Of course, Burns’ deaf ear here is really tuned to left historians who know quite well “what we’re supposed to make of it.” The conclusion is foregone that in the documentary we will not hear from Noam Chomsky, whose powerful writing on Vietnam constitutes a virtual library of its own; nor from Christian Appy, whose several works will inform a reader exactly what happened; nor from my friend John Marciano whose The American War in Vietnam is a gem suitable for inclusion on curricula wherever the war is taught. Perhaps in failing to present Vietnamese visas when they submitted their passports to Burns and Novick, these and other alleged ‘Monday morning quarterbacks’ came up lacking.

To ‘avoid old tropes,’ Kamp wags approvingly, Burns has coined new ones “by interviewing those with firsthand accounts, from Vietcong guerrilla fighters to Army deserters.” Certainly all of the above are entitled to their opinions, and most of them presumably have had half a century to compose their own sound bites. Moreover, might there be something problematic in assigning equal weight to all “firsthand accounts” in rendering informed historical judgements about the war? This is not a question Kamp appears to have grappled with. And to Burns, the question is irrelevant. During an early stop last April at the University of Texas LBJ School of Public Affairs to promote the film, America’s favorite documentarian was asked if Vietnam was a ‘’just war?” “It’s impossible to make a blanket judgment about the war,” intones Mr. Burns - the very paragon of avuncularity.

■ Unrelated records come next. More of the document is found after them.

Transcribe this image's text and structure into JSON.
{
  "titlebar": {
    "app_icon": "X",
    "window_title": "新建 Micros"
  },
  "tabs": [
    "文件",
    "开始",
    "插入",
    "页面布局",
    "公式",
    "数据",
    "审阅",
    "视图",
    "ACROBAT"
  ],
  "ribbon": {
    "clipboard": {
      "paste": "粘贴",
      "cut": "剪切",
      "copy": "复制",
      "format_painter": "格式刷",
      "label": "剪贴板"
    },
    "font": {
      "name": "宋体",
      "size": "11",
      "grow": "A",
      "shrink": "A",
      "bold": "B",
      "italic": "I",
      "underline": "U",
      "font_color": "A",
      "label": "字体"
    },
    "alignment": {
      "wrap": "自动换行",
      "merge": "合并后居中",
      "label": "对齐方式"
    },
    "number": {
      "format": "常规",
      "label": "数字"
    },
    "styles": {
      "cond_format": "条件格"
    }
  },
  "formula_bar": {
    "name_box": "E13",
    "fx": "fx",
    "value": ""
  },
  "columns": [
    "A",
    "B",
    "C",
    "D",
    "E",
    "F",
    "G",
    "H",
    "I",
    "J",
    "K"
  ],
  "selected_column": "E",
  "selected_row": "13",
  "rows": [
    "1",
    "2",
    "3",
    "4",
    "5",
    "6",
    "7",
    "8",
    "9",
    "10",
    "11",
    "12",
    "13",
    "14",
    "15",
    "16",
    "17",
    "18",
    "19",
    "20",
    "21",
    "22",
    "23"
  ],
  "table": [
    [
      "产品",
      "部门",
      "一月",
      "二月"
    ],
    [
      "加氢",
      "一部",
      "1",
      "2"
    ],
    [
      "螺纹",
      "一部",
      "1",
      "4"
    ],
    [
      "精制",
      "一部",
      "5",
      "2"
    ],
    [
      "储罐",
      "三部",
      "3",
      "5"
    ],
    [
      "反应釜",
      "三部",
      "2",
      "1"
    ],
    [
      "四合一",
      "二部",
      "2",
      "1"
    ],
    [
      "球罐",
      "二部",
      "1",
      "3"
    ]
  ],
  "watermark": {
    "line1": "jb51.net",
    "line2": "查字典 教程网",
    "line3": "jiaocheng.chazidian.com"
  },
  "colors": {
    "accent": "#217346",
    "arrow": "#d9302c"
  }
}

The war about which no judgment can be made, writes Kamp, “began as an ill-considered but contextually understandable effort” to restore French colonialism in Indochina after World War II. But following the defeat of the French by the Vietnamese resistance in 1954 – by no means entirely “communist,” as Kemp suggests - Vietnam became “America’s headache.” Fast forward to America’s defeat, and the subsequent years of “agonizing debate [that] begat a kind of reckoning fatigue,” which Kamp glosses as: “Okay, okay, we get it: The Vietnam War messed people up, divided our nation and is a stain on our history – let’s drop the subject.” Enter Burns and Novick to pick it up again, believing that “enough time may have elapsed for tempers to have cooled and for perspective to have been gained.”

Kamp heartily agrees. The completed documentary, which Kamp screened in a “marathon viewing session,” was “emotionally taxing.” It was worth the angst it caused him, though, because, “By dint of its thoroughness, its fairness, and its pedigree, The Vietnam War is as good an occasion as we’re ever going to get for a level-headed national conversation about America’s most divisive foreign war.” It is, gushes this unabashed Burns groupie, a “monumental achievement.”

Much of this “achievement,” Kamp acknowledges rests on the availability of archival footage “filmed by news organizations with minimal governmental interference.” This remark is particularly telling for what Kamp does not say. One of the lessons of Vietnam that the American war making establishment learned definitively, and applied widely, was to throw plenty of “interferences” at news organizations to prevent them from such independent coverage of our current string of wars since the invasion of Iraq in 2003. But Kamp is a hack for hire; he has no skin in defending or protecting the prerogatives of the 4th Estate.



story | by Dr. Radut